* [Listed records]:
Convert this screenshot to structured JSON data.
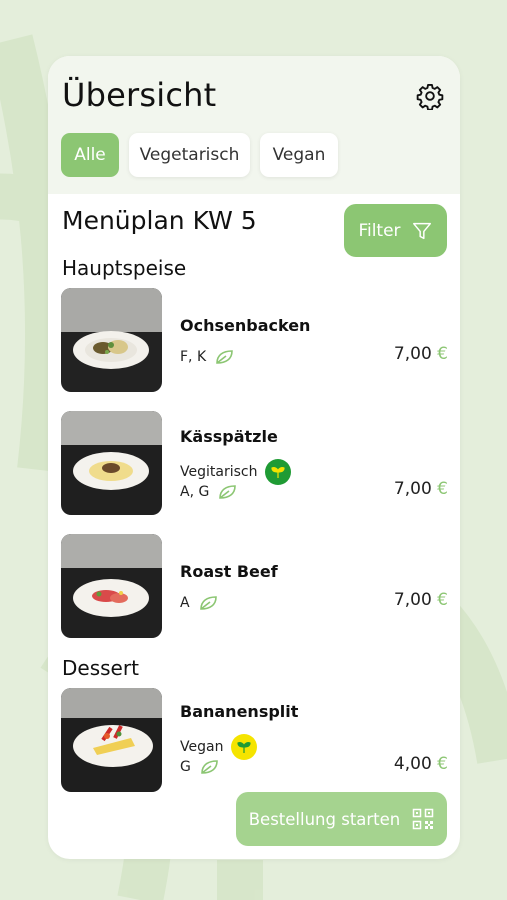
{
  "header": {
    "title": "Übersicht",
    "settings_icon": "gear-icon"
  },
  "filter_chips": [
    {
      "label": "Alle",
      "active": true
    },
    {
      "label": "Vegetarisch",
      "active": false
    },
    {
      "label": "Vegan",
      "active": false
    }
  ],
  "menu": {
    "title": "Menüplan KW 5",
    "filter_label": "Filter",
    "filter_icon": "funnel-icon"
  },
  "sections": [
    {
      "name": "Hauptspeise",
      "dishes": [
        {
          "name": "Ochsenbacken",
          "diet": "",
          "allergens": "F, K",
          "price": "7,00",
          "currency": "€"
        },
        {
          "name": "Kässpätzle",
          "diet": "Vegitarisch",
          "diet_badge_color": "#1f9b34",
          "allergens": "A, G",
          "price": "7,00",
          "currency": "€"
        },
        {
          "name": "Roast Beef",
          "diet": "",
          "allergens": "A",
          "price": "7,00",
          "currency": "€"
        }
      ]
    },
    {
      "name": "Dessert",
      "dishes": [
        {
          "name": "Bananensplit",
          "diet": "Vegan",
          "diet_badge_color": "#f5e400",
          "allergens": "G",
          "price": "4,00",
          "currency": "€"
        }
      ]
    }
  ],
  "order_button": {
    "label": "Bestellung starten",
    "icon": "qr-code-icon"
  },
  "colors": {
    "accent": "#8cc673",
    "background": "#e4eedb"
  }
}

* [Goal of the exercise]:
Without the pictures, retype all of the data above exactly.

* [Response area]:
Convert this screenshot to structured JSON data.
{
  "header": {
    "title": "Übersicht",
    "settings_icon": "gear-icon"
  },
  "filter_chips": [
    {
      "label": "Alle",
      "active": true
    },
    {
      "label": "Vegetarisch",
      "active": false
    },
    {
      "label": "Vegan",
      "active": false
    }
  ],
  "menu": {
    "title": "Menüplan KW 5",
    "filter_label": "Filter",
    "filter_icon": "funnel-icon"
  },
  "sections": [
    {
      "name": "Hauptspeise",
      "dishes": [
        {
          "name": "Ochsenbacken",
          "diet": "",
          "allergens": "F, K",
          "price": "7,00",
          "currency": "€"
        },
        {
          "name": "Kässpätzle",
          "diet": "Vegitarisch",
          "diet_badge_color": "#1f9b34",
          "allergens": "A, G",
          "price": "7,00",
          "currency": "€"
        },
        {
          "name": "Roast Beef",
          "diet": "",
          "allergens": "A",
          "price": "7,00",
          "currency": "€"
        }
      ]
    },
    {
      "name": "Dessert",
      "dishes": [
        {
          "name": "Bananensplit",
          "diet": "Vegan",
          "diet_badge_color": "#f5e400",
          "allergens": "G",
          "price": "4,00",
          "currency": "€"
        }
      ]
    }
  ],
  "order_button": {
    "label": "Bestellung starten",
    "icon": "qr-code-icon"
  },
  "colors": {
    "accent": "#8cc673",
    "background": "#e4eedb"
  }
}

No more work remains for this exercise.